Speaking of ethics, we have been unable to track down the code of conduct for the Tamarac City Commissioners.
Speaking of professionalism, Gelin has a recommendation on his LinkedIn profile.
Bonni Smith writes:
“Congratulations Mike on your new position. You are someone who is always there and active in the community. Most important bringing focus, generosity and really caring about the people you interact with. You bring a level of professionalism to any encounter that exceeds expectations.”
Hey Bonni…you may want to rethink that endorsement.
For the record, Gelin is relatively active on Twitter. He seems to endorse mandatory buybacks of semi-automatic rifles as laid out by Beto O’Rourke as well as the ability for convicted felons to vote.
He also seems to agree with the false narrative that Kavanaugh has ruined the credibility of the Supreme Court, Barr has ruined the credibility of the Attorney General and Trump has destroyed the credibility of the office of President of the United States.
Mike, Mike, Mike. Do you really want to pull at that thread? Credibility of office? After the childish stunt you pulled yesterday, you really do not have a leg to stand on when it comes to brining credibility to the office you hold.
I am issuing a challenge to Mayor Gomez and the other members of the Tamarac City Commission. Publicly admonish Commissioner Gelin. Put him on notice that his antics will not be tolerated.

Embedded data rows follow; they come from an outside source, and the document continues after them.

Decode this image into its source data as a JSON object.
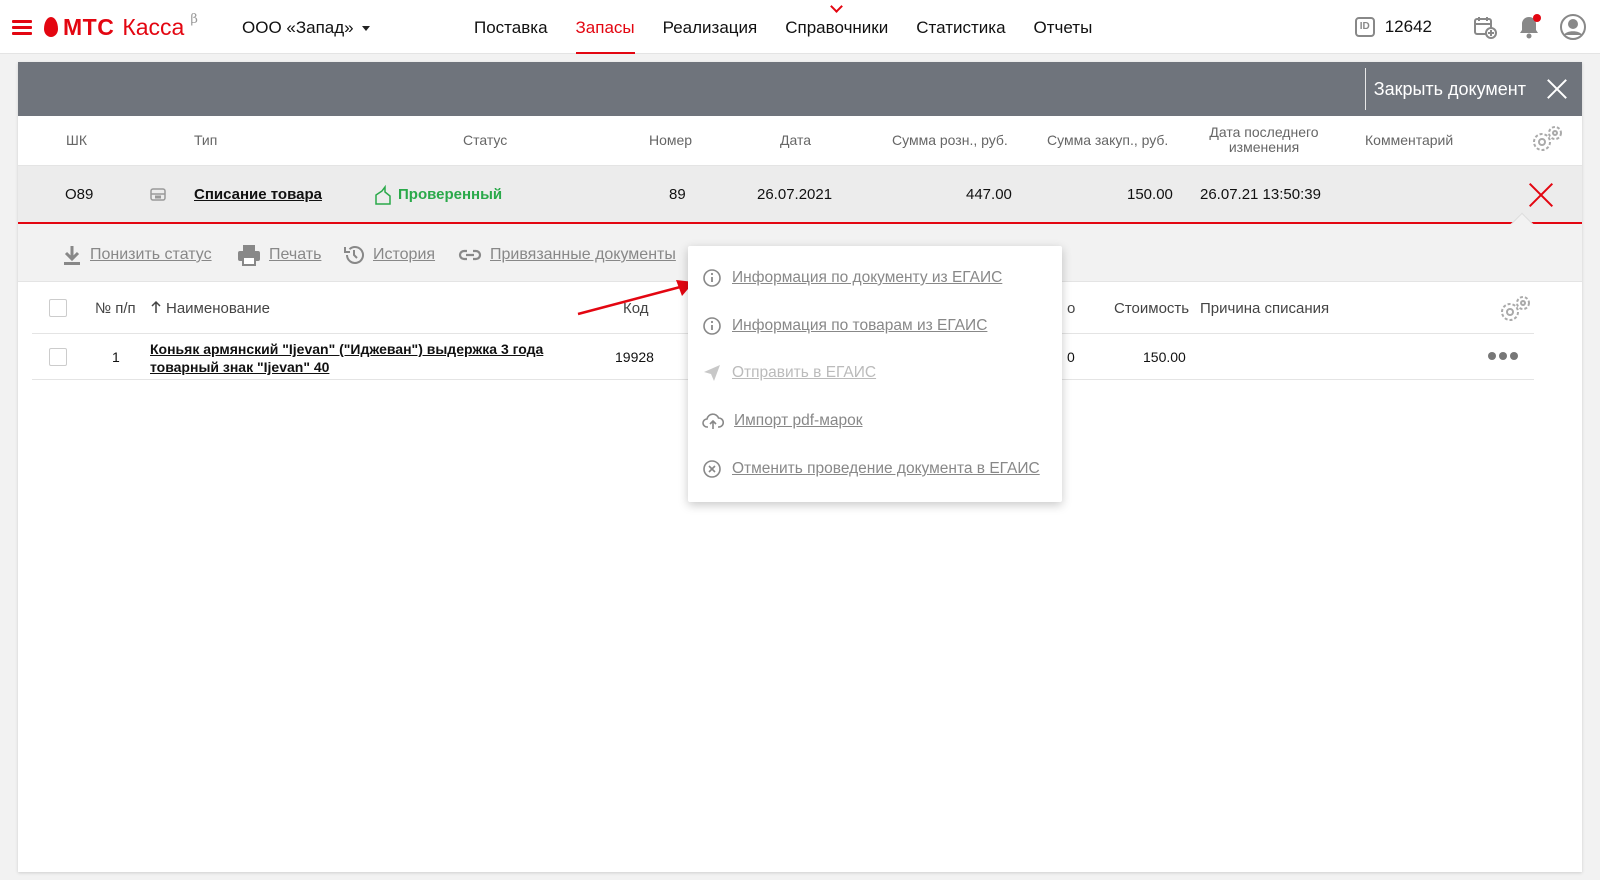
{
  "header": {
    "brand": "МТС",
    "product": "Касса",
    "beta": "β",
    "organization": "ООО «Запад»",
    "nav": [
      "Поставка",
      "Запасы",
      "Реализация",
      "Справочники",
      "Статистика",
      "Отчеты"
    ],
    "active_nav": "Запасы",
    "id_label": "ID",
    "id_number": "12642",
    "accent_color": "#e30611"
  },
  "doc_bar": {
    "close_label": "Закрыть документ"
  },
  "doc_table": {
    "headers": {
      "barcode": "ШК",
      "type": "Тип",
      "status": "Статус",
      "number": "Номер",
      "date": "Дата",
      "retail_sum": "Сумма розн., руб.",
      "purchase_sum": "Сумма закуп., руб.",
      "last_change_1": "Дата последнего",
      "last_change_2": "изменения",
      "comment": "Комментарий"
    },
    "row": {
      "barcode": "O89",
      "type": "Списание товара",
      "status": "Проверенный",
      "number": "89",
      "date": "26.07.2021",
      "retail_sum": "447.00",
      "purchase_sum": "150.00",
      "last_change": "26.07.21 13:50:39",
      "comment": ""
    }
  },
  "actions": {
    "lower_status": "Понизить статус",
    "print": "Печать",
    "history": "История",
    "linked_docs": "Привязанные документы"
  },
  "items_table": {
    "headers": {
      "index": "№ п/п",
      "name": "Наименование",
      "code": "Код",
      "partial": "о",
      "cost": "Стоимость",
      "reason": "Причина списания"
    },
    "rows": [
      {
        "index": "1",
        "name_line1": "Коньяк армянский \"Ijevan\" (\"Иджеван\") выдержка 3 года",
        "name_line2": "товарный знак \"Ijevan\" 40",
        "code": "19928",
        "partial": "0",
        "cost": "150.00",
        "reason": ""
      }
    ]
  },
  "menu": {
    "items": [
      {
        "label": "Информация по документу из ЕГАИС",
        "icon": "info-icon",
        "enabled": true
      },
      {
        "label": "Информация по товарам из ЕГАИС",
        "icon": "info-icon",
        "enabled": true
      },
      {
        "label": "Отправить в ЕГАИС",
        "icon": "send-icon",
        "enabled": false
      },
      {
        "label": "Импорт pdf-марок",
        "icon": "cloud-upload-icon",
        "enabled": true
      },
      {
        "label": "Отменить проведение документа в ЕГАИС",
        "icon": "cancel-circle-icon",
        "enabled": true
      }
    ]
  }
}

I am issuing an even bigger challenge to the voting members of Tamarac Precinct 2. When Gelin is up for re-election, send him a message. Let him know that disrespect and attempts to publicly humiliate a member of your own law enforcement community is completely and utterly unacceptable.